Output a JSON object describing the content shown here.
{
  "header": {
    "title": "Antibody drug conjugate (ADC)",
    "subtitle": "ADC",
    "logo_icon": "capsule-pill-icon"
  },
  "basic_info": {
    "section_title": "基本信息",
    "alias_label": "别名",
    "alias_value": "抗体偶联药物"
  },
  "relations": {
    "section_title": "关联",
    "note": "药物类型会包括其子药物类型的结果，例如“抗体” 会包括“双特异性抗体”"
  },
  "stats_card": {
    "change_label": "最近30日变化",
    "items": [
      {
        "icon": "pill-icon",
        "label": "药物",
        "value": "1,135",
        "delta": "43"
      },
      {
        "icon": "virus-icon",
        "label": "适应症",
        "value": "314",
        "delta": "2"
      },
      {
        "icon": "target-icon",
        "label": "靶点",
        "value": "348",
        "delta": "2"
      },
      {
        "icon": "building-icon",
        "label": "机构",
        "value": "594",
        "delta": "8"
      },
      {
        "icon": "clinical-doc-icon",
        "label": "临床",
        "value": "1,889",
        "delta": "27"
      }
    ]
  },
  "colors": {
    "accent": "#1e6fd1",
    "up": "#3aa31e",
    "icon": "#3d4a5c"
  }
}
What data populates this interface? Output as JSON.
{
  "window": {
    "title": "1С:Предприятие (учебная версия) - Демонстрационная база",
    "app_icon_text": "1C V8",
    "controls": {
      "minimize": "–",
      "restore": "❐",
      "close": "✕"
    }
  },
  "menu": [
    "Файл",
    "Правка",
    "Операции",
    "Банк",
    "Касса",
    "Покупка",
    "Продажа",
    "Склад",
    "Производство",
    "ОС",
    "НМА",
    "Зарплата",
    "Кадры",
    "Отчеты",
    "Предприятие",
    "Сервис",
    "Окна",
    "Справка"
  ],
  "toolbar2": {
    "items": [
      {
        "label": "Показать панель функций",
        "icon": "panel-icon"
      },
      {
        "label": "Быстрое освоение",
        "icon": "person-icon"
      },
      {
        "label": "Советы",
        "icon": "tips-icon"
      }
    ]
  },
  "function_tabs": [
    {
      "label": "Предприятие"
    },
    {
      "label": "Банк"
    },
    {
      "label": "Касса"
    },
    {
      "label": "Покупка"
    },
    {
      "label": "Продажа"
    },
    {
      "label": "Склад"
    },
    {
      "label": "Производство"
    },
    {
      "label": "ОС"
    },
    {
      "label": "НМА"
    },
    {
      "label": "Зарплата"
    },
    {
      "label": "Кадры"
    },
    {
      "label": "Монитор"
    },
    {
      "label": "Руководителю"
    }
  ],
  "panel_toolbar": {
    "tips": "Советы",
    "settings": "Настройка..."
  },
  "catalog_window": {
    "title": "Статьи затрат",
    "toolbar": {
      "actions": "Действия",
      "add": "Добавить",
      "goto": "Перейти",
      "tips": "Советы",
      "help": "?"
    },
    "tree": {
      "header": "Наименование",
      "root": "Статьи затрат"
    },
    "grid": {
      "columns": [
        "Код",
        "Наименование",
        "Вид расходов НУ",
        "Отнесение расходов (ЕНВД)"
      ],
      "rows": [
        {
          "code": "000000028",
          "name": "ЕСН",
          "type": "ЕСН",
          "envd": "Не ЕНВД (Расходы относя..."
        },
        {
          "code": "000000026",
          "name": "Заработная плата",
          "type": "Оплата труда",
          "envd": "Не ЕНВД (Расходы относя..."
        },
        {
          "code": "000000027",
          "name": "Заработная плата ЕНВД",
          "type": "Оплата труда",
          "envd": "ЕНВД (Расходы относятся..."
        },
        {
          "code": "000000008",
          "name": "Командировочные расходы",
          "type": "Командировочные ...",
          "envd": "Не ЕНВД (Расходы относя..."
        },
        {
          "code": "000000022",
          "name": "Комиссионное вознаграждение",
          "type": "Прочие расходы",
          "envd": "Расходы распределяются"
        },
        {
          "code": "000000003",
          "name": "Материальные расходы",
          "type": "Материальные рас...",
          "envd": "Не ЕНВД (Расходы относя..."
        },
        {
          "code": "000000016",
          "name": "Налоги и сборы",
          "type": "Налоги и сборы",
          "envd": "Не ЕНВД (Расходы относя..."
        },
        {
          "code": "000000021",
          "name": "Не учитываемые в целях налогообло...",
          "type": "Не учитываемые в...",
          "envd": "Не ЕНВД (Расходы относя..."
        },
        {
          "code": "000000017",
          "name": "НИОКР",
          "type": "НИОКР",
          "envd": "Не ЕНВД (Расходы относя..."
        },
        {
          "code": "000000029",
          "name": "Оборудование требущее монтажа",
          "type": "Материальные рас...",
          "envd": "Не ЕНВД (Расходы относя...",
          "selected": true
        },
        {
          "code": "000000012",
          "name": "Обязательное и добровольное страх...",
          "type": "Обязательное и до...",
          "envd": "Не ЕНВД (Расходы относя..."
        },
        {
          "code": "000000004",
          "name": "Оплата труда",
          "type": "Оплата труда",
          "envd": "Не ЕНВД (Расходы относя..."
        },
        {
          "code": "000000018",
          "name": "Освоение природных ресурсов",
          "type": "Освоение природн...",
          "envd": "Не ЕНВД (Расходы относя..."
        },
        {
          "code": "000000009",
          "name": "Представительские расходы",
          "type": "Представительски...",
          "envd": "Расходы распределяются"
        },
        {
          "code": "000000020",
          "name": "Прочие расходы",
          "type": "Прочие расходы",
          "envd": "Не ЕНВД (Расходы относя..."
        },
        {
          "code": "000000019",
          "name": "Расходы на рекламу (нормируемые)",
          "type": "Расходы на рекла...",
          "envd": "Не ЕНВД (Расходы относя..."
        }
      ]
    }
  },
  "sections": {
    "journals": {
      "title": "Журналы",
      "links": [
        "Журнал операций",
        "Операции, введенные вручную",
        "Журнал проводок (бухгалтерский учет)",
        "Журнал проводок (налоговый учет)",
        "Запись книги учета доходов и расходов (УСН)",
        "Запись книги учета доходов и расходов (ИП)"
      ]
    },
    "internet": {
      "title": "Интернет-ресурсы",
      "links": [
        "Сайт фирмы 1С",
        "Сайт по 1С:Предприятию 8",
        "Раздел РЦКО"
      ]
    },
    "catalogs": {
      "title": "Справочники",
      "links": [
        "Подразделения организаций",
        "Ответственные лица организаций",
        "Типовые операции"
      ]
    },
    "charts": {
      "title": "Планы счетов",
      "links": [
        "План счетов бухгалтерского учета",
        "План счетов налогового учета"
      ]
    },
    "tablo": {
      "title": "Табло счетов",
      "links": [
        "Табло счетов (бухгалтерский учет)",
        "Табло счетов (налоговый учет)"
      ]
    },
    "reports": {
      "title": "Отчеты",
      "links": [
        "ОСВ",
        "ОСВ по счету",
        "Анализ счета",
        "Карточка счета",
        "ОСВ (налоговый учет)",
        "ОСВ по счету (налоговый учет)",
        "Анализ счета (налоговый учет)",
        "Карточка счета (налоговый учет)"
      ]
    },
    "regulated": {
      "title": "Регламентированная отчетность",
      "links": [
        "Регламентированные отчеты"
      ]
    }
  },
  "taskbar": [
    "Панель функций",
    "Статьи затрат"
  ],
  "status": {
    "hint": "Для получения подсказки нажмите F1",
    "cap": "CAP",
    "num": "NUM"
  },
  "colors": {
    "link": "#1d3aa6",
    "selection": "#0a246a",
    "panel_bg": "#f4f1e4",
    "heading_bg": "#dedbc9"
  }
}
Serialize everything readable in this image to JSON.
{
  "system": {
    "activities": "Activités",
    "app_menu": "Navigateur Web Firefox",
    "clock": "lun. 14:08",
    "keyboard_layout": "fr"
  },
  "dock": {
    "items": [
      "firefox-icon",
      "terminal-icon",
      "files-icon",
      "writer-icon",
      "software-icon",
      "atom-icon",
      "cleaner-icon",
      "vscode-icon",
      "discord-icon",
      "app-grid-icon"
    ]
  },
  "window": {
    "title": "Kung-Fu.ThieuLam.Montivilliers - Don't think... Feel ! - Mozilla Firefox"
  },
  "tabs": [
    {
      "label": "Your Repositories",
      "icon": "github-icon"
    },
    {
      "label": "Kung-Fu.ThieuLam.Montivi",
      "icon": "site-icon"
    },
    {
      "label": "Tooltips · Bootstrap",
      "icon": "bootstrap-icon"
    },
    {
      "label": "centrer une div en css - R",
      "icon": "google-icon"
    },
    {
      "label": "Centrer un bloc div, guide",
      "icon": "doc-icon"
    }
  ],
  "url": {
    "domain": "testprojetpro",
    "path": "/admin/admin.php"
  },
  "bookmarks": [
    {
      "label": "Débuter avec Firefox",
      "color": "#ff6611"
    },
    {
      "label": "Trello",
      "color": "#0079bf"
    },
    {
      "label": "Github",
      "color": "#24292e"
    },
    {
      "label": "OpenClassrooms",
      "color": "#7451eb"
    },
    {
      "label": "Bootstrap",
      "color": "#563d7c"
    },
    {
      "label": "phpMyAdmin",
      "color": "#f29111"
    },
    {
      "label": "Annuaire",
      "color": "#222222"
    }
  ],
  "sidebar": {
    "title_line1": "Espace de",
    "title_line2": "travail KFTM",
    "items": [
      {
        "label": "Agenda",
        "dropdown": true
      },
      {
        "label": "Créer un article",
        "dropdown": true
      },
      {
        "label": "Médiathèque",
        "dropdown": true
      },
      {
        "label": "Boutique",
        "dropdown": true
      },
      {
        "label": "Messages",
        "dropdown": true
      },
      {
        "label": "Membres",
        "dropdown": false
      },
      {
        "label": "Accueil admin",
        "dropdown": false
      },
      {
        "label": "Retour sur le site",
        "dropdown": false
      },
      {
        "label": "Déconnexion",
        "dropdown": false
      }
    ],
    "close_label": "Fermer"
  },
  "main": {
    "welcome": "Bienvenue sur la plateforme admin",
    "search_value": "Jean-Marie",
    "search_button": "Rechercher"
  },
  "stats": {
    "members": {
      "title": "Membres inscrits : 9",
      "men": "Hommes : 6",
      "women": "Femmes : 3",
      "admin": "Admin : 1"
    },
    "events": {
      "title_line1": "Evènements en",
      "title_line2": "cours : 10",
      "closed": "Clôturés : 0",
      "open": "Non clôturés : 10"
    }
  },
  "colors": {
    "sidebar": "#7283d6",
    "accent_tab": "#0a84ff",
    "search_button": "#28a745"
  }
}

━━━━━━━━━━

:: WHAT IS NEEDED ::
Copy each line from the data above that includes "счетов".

:: WRITTEN SOLUTION ::
      "title": "Планы счетов",
        "План счетов бухгалтерского учета",
        "План счетов налогового учета"
      "title": "Табло счетов",
        "Табло счетов (бухгалтерский учет)",
        "Табло счетов (налоговый учет)"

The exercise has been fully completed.